Tourette Syndrome (TS) is a neuro-psychiatric disorder characterized by sudden rapid, involuntary movements called tics, which occur repeatedly.
In most instances TS starts in childhood, and for about half of children with TS, the condition continues into adulthood. In most cases TS is also linked to other behaviors, most often OCD and Attention Deficit Disorder (ADD).
Symptoms can include bouts of motor and vocal tics and the focus of these tics tends to wax and wane over time. Typically tics increase as a result of stress or tension, and may decrease when relaxed or absorbed in a task. However, symptoms are an individual phenomenon, with people exhibiting many different symptoms, perhaps over the course of their lifetime. Tics are experienced as an irresistible urge (as, for example, in a sneeze) and must eventually be expressed. Many people try and suppress their tics until they can find a secluded spot in which to release them. Even then, the feeling of relief tends to be only momentary.
Two categories of tic have been identified, namely simple and complex tics. The simple type includes eye blinking, head and limb jerking, shoulder shrugging and grimacing (motor tics); plus sniffing, grunting, throat clearing and yelping (vocal tics). Complex motor tics include jumping, smelling, touching rituals, and self-injurious behaviour. Coprolalia (vocalising offensive words and phrases), Echophenomena (repeating a sound) and Echolalia (repeating a word or phrase just heard) constitute complex vocal tics.
The range of tics, or tic-like symptoms that characterise TS, is very broad and they can exist in different combinations. For a diagnosis of TS to be made, the onset of symptoms must be before the age of 18 years.
There are a number of additional behaviors thought to be associated with TS, although they are not necessary in order for a diagnosis to be established. Specifically, they include Obsessive Compulsive Disorder (OCD) and Attention Deficit Hyperactivity Disorder (ADHD). In addition, some studies suggest a link between TS and Learning Disabilities (eg reading and writing difficulties, perceptual problems).
In terms of cause, genetic studies show that TS is inherited as a gene or genes.

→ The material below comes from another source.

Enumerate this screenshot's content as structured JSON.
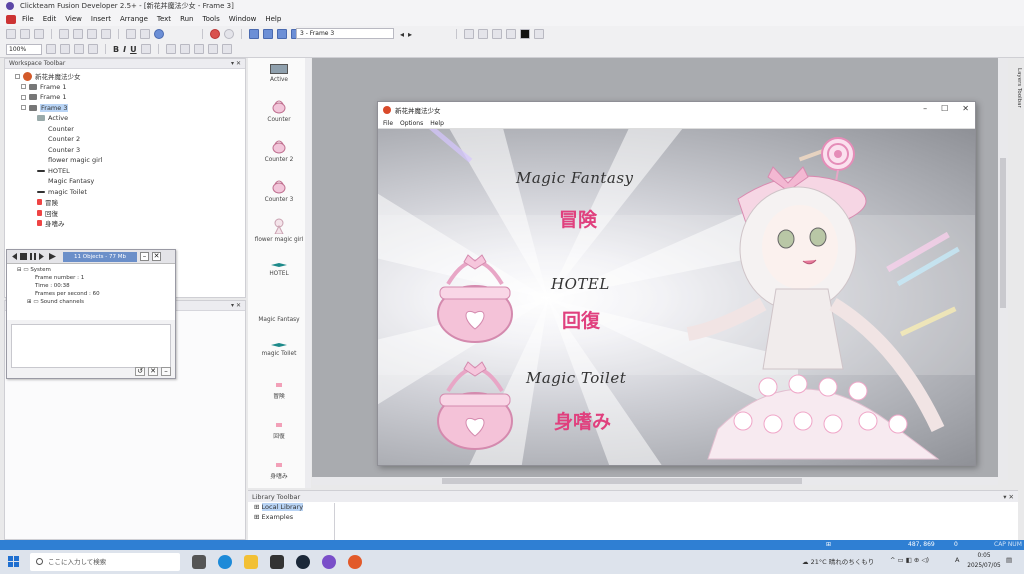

Gender also influences the expression of the gene, with the incidence of TS being at least 3 to 4 times higher in males than in females.
Importantly, not everyone with TS experiences symptoms severe enough to require medical attention and most people with tic disorders tend to improve in adulthood.
Tourette Syndrome and OCD
The clustering of OCD and TS within families suggests a common inherited factor, with TS often being complicated by co-morbid OCD. The estimated incidence of this ranges from 35% to 50%. The incidence of TS in OCD is lower (5% to 7%). A distinction can be made between tic-related and non-tic-related OCD.
The most striking similarity between TS and OCD is that both are characterized by apparently senseless repetitive behaviors. Motor tics in TS are often described as ‘irresistible’, as although they can be delayed, they must ultimately be performed. Once the tic has been performed, until it feels ‘just right’, a sense of relief is then experienced. This type of phenomenon also occurs with obsessions and compulsions.
OCD with co-morbid tics appears to respond differently to treatment compared with non-tic-related OCD. In addition to anti-obsessional drugs (eg SSRIs such as Fluvoxamine and Paroxetine), individuals with TS seem to respond better to a combination of SSRI and neuroleptic treatment (eg, Risperidone, Halidol).
Current theory suggests that immunological alterations may have occurred in individuals with OCD, either through haemolytic streptococcal or viral infections during childhood. An antigen has been shown to be stable in different populations over time, and is present in individuals with childhood OCD, Tourettes Syndrome, chronic tic disorder and autism. It is possible that the antigen could be linked to the motor component of the various disorders. However, much further research is required in this area, and it is probable that there aremultiple factors that have the ability to trigger OCD symptoms according to individual vulnerability, with genetically-based theory and exposure to infection being two of the likely contributors.